Favorite line: "Sahar’s silk blouse / gold and sheer"

Thursday, November 6, 2014

Poems for birthdays

It's my birthday and I am very tired, so today's will be a cheat. I give you an essay on birthday poetry from and the observation that, mostly, poets are depressed when they consider bdays. But whatever, grumpy gusses, bdays are loads of fun. Anyone know of a non-depressing poem for birthdays?

Wednesday, November 5, 2014

Veterans of the Seventies (Marvin Bell)

Veterans of the Seventies by Marvin Bell

A poem for next week's Veterans' Day. I don't have a strong sense of war history, so I am confused as to which war the veterans of the poem are from. 70s (from the title) make me think Vietnam, but the repeated word 'foxhole' makes me think WWI. Though I suppose there were probably foxholes in Vietnam as well.

It seems like they are living together in some kind of group home. Perhaps it is a psychiatric hospital? They 'went stateside without leaving the war'. That constant feeling of being at war accounts for their need to live behind a self-made fence with alarms ( 'behind fence wires  / strung through tin cans').

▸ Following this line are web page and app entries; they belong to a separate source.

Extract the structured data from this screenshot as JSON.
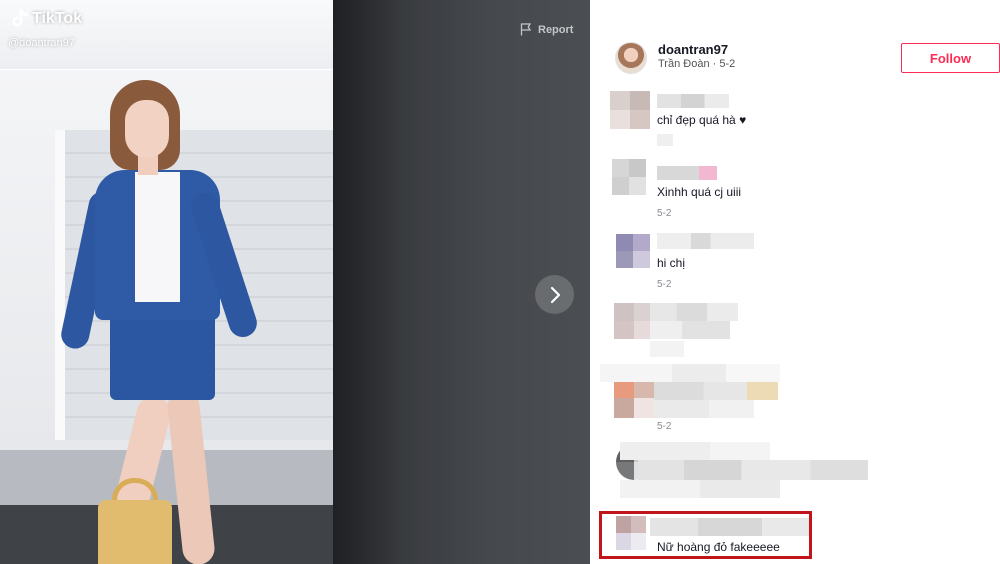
{
  "video": {
    "app_name": "TikTok",
    "handle": "@doantran97",
    "report_label": "Report"
  },
  "author": {
    "username": "doantran97",
    "display_line": "Trần Đoàn · 5-2",
    "follow_label": "Follow"
  },
  "comments": [
    {
      "text": "chỉ đẹp quá hà ♥",
      "date": ""
    },
    {
      "text": "Xinhh quá cj uiii",
      "date": "5-2"
    },
    {
      "text": "hi chị",
      "date": "5-2"
    },
    {
      "text": "",
      "date": ""
    },
    {
      "text": "",
      "date": "5-2"
    },
    {
      "text": "",
      "date": ""
    },
    {
      "text": "Nữ hoàng đỏ fakeeeee",
      "date": ""
    }
  ],
  "colors": {
    "accent": "#fe2c55",
    "highlight": "#c1141b"
  },
  "icons": {
    "logo": "tiktok-note-icon",
    "report": "flag-icon",
    "next": "chevron-right-icon"
  }
}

It's a common story - how some soldiers are unable to leave the war behind, but this telling is quite good for its brevity and density.

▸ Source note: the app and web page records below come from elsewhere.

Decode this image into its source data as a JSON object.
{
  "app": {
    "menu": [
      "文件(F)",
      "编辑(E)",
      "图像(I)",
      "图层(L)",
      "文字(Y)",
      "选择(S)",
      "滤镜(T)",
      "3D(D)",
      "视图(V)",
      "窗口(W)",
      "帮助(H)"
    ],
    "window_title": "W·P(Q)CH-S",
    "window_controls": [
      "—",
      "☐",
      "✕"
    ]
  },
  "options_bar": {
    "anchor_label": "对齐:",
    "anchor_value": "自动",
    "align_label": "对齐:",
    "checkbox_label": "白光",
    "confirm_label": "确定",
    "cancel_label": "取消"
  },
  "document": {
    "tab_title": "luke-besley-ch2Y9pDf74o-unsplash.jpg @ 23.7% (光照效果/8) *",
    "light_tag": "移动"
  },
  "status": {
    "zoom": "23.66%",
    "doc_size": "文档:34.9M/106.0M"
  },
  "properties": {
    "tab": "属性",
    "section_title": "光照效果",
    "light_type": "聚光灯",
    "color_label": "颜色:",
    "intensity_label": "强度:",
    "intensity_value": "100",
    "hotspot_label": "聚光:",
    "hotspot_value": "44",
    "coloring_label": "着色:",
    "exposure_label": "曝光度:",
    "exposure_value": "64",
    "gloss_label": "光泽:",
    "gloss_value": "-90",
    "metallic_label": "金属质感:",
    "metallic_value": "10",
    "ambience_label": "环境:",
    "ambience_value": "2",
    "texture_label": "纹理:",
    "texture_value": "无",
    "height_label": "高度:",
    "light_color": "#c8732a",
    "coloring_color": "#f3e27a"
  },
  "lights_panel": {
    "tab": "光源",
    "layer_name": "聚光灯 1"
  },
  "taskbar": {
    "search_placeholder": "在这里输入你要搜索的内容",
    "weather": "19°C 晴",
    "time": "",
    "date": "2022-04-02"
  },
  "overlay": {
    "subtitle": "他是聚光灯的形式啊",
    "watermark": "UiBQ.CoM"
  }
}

Favorite line: "They had the look of men who held their breath / and now their tongues."

Monday, November 3, 2014

alternate names for black boys (Danez Smith)

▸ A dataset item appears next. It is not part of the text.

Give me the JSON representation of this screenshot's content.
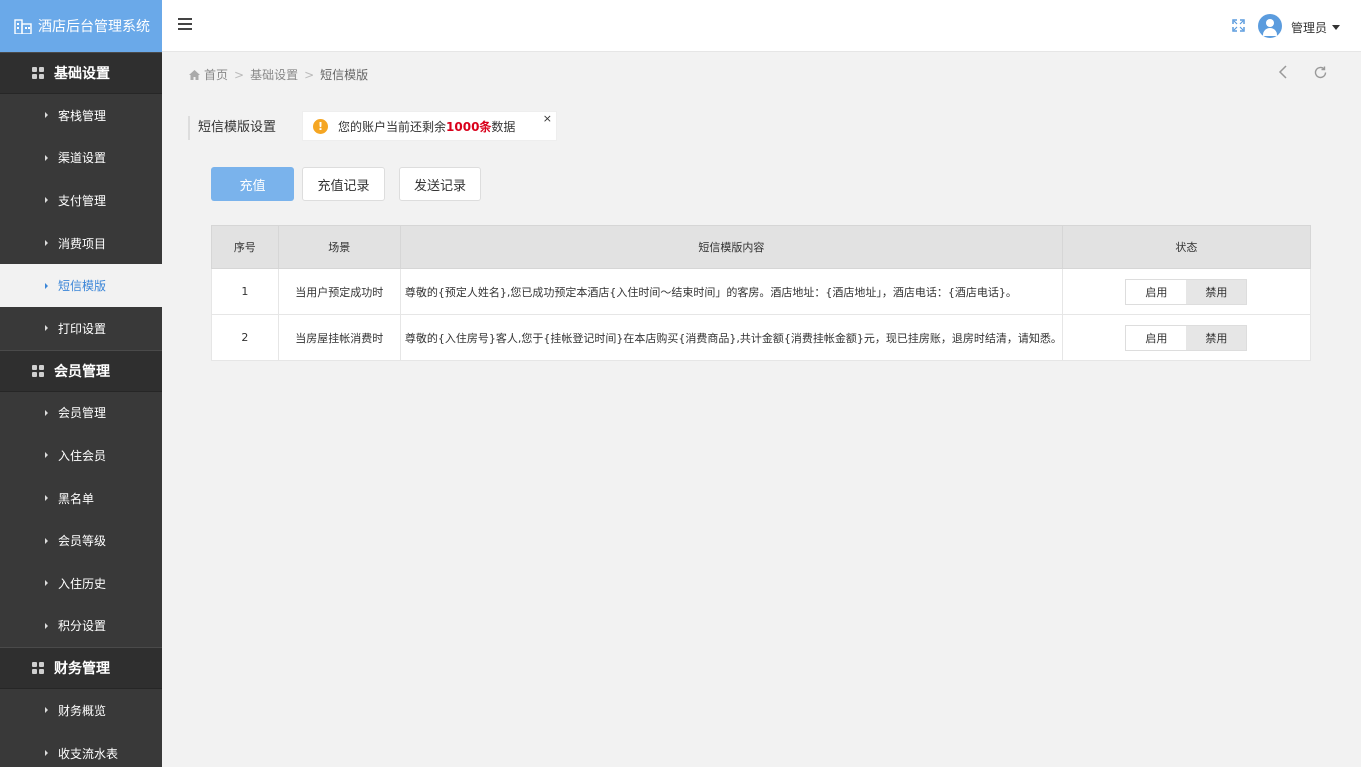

alternate names for black boys by Danez Smith

A modern poem. It's in list form which doesn't bug as much as Buzzfeed's incessant 'listicles'. It talks about 17 alternative names for black boys, drawn from recent news stories like Travyon Martin and Michael Brown.

What I find neat is that in a poem which comes from contemporary injustices and starts with war imagery 'smoke' and 'archnemesis' is the can't-be-hid consistency of light-filled images.  In 17 lines, I quick-counted 12 light images - 'spark', 'starlight', 'kindling', 'brilliant', etc. Even the last word is a human, hopeful one - 'breath'.

Favorite line: "16. prayer who learned to bite & sprint"

Sunday, November 2, 2014

Go, lovely Rose (Edmund Waller)

Go, lovely Rose by Edmund Waller

This old poem is really quite lovely. I usually find older love poems to be antiquated and uninteresting. However, this one is nice in that he is talking not to his love but to a rose he sees. He is dictating a message that the rose should send on to his love.

But I don't get the sense that he plans on plucking and giving the rose to the girl. It seems more like diary-writing. I wonder if they've ever spoken or if this is totally one-sided.

Unrequited love is often written about though this rendition is particularly well-done and sweet. *Hint, hint* this would make for a great poem to give to your girlfriend / crush. (if she'd be into that 1600s-thing, heheh)

Favorite line: "Tell her that wastes her time and me"

Friday, October 31, 2014

October (Bobbi Katz)

October by Bobbi Katz

It's okay. I should have perhaps kept looking for an actually spooky poem or one that better mimics the season, but after looking a teensy bit I couldn't find a better one. Which is not to say that I hated this poem. It's got some nice imagery and it does hit the high points of the month. However, it seems to me that it lacks any fervor or worthwhile feeling. I don't get a sense of calm or of terror or of beauty from the thing. Maybe it's just me though.

What do you think ?

Favorite line:  "and sends the day / to bed / before supper"